I started this article by talking about its beginning, that I wanted to use my science classroom as an agent of positive social change. This curriculum is probably my most successful attempt at that, a tidy and hopefully-powerful package, but I also want to note that I’m hoping that’s not all. I try to talk throughout the year with my students about bias, and more broadly about science as a human process done not only by dead white dudes. That year-round process is much less clearly defined than this unit, and I feel I’ve got a long way to go, but I think it’s important that my whole curriculum be anti-bias than just two weeks in March.

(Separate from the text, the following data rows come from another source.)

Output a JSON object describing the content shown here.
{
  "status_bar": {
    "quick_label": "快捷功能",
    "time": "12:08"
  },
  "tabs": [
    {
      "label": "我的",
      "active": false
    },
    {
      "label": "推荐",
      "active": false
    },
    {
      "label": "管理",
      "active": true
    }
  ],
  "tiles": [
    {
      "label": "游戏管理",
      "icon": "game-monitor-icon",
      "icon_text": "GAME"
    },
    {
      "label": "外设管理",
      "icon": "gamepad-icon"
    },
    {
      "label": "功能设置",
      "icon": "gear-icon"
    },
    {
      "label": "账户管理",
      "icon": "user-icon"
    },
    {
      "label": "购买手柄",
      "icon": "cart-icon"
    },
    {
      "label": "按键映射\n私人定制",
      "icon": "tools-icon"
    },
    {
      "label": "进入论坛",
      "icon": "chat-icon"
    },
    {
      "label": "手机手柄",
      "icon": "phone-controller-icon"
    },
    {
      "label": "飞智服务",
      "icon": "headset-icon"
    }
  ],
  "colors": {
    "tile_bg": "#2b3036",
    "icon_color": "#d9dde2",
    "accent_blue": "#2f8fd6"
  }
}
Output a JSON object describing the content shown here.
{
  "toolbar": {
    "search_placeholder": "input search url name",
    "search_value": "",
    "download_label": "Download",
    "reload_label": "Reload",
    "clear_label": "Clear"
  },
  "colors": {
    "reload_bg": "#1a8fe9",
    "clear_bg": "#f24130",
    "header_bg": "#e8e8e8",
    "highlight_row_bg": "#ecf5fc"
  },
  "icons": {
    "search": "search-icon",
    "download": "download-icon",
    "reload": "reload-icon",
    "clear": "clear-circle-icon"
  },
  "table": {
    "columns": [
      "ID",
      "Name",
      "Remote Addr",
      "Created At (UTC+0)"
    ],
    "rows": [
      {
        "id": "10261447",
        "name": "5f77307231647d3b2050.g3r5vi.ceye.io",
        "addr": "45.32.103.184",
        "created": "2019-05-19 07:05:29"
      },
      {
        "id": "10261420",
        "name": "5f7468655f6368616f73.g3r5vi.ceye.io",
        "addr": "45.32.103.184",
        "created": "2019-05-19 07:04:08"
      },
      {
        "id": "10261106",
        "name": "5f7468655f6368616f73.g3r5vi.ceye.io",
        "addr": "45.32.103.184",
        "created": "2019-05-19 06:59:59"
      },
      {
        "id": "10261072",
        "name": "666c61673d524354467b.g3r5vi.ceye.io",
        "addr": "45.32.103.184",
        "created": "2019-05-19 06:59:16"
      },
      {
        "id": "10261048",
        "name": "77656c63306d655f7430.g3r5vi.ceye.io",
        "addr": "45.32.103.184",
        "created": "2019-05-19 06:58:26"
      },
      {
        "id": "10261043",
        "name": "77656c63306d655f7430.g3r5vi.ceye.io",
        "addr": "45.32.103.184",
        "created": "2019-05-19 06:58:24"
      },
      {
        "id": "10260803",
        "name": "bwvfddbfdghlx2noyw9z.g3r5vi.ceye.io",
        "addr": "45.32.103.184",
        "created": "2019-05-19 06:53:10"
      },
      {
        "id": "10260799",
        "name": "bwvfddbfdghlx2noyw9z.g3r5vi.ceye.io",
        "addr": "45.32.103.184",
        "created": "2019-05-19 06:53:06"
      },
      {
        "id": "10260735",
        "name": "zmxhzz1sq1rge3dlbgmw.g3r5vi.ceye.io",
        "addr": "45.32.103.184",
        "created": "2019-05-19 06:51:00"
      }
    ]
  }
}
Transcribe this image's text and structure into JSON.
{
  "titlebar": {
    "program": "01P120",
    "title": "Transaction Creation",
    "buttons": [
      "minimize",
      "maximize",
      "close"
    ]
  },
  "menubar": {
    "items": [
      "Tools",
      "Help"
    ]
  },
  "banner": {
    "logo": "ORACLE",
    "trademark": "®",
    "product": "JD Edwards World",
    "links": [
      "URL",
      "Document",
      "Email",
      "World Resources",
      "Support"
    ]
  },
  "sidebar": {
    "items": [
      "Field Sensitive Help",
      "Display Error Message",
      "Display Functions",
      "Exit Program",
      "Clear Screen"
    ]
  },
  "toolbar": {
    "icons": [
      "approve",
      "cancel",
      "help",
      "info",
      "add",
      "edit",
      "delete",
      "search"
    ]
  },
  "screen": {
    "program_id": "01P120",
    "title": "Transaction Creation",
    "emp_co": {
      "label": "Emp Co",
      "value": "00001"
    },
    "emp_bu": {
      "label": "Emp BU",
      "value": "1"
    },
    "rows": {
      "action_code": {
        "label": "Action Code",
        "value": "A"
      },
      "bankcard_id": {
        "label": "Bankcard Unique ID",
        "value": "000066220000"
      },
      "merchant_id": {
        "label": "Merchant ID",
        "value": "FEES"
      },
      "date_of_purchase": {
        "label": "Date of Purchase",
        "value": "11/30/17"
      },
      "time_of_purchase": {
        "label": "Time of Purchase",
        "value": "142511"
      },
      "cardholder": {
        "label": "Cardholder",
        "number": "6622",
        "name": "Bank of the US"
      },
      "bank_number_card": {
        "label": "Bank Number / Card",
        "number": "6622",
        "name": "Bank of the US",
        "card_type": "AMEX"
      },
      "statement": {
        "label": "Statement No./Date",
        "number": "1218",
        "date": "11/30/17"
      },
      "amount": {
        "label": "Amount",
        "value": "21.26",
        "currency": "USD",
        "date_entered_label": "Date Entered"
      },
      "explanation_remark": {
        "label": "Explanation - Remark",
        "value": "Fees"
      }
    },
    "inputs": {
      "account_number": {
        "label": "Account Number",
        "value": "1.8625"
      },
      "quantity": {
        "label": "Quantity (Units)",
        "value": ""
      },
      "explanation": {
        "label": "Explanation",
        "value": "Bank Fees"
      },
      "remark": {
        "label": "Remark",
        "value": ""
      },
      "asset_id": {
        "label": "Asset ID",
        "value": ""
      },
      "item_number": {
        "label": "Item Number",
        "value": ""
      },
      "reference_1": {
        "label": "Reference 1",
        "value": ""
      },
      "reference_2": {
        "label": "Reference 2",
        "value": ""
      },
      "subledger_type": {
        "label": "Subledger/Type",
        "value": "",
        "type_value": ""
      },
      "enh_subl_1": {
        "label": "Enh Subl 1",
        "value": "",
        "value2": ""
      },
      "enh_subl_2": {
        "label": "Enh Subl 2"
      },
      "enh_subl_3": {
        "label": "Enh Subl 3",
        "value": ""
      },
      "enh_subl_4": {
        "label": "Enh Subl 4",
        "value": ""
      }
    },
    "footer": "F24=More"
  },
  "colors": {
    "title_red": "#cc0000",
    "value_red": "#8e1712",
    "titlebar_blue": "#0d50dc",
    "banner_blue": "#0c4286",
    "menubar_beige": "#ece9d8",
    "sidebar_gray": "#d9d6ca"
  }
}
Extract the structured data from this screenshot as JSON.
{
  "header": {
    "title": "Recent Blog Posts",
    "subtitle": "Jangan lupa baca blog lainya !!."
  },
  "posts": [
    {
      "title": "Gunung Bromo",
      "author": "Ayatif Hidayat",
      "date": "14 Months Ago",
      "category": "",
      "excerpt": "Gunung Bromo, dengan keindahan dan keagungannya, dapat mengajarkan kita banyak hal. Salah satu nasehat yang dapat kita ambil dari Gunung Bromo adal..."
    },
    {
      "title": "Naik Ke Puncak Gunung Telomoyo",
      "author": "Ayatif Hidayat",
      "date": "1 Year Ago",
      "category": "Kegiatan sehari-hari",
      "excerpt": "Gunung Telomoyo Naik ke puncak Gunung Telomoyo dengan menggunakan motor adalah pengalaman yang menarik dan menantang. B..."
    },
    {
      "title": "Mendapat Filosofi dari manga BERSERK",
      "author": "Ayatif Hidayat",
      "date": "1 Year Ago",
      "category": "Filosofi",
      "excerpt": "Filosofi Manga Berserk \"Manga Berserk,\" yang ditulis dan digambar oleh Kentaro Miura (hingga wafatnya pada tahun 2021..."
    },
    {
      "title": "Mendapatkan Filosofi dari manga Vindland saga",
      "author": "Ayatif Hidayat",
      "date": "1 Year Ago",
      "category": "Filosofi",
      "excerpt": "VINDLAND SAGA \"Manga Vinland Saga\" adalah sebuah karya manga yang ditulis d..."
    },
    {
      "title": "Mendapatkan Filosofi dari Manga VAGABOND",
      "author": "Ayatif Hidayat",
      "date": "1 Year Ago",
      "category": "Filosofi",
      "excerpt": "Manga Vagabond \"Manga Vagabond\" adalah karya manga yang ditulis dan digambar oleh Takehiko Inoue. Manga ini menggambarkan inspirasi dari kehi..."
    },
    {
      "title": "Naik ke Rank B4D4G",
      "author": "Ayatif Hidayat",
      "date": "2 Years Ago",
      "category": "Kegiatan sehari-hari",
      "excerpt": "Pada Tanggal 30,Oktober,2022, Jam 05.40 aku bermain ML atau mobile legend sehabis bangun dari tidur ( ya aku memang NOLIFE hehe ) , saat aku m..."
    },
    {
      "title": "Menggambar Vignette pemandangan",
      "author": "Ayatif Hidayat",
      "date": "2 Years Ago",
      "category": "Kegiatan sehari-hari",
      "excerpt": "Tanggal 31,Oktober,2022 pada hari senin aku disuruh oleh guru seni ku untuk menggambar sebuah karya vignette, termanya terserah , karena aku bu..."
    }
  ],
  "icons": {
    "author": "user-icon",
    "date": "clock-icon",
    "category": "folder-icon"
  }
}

The process of writing this article has been exhausting and exhilarating, and I’m so grateful to John Burk for encouraging me and for giving me a platform on which to do it. As I’ve told him, I’m writing this because I’ve been doing this work in isolation: I haven’t ever found a forum where I could share this, get feedback, and talk about like-minded things that other science teachers are doing. So please please please don’t hesitate to contact me to talk about this, either through e-mail (firstname.lastname@example.org) or Twitter (@RiPhysKin). I’ll be talking about the curriculum live on Wednesday, February 18th at 6:30 PST as part of the Global Physics Department group, and getting a lively conversation going there is one of my goals. (I believe the talk will also be posted online after the fact if you can’t make it.)
Speaking of feedback, I’m also sharing the bulk of my electronic files for this curriculum below. Feel free to use these as you see fit, but please understand that I use my documents as a place to jot plans and random ideas. I haven’t, in other words, prepared these for anyone else to use, but figure that unpolished oversharing is better than no sharing at all. I’m doing this in the hopes of getting a conversation going about the curriculum, so if you do use these files, please let me know what you think.
Finally, I wanted to close by saying that all of this may seem overwhelming. Ironically, if I’d read this article when I was feeling stuck ten years ago, I don’t think I would have known what to do with it. If you’re still reading, and aren’t feeling like this is helpful, I’d say this: go with what works for you. This project reflects who I am in many ways and so, if you’re not me, the curriculum that works for you will necessarily be different. I should note this started in a much smaller form and has evolved each year. If you wanted to start smaller (one student suggestion that I love: every time a scientist is mentioned in class, print and post a picture of them, and then later discuss what you see), that’s fine; if you want to go bigger, go for it and let me know how it goes.
I’m excited and nervous to be putting all of this out there. Please let me know what you think. Thank you for reading.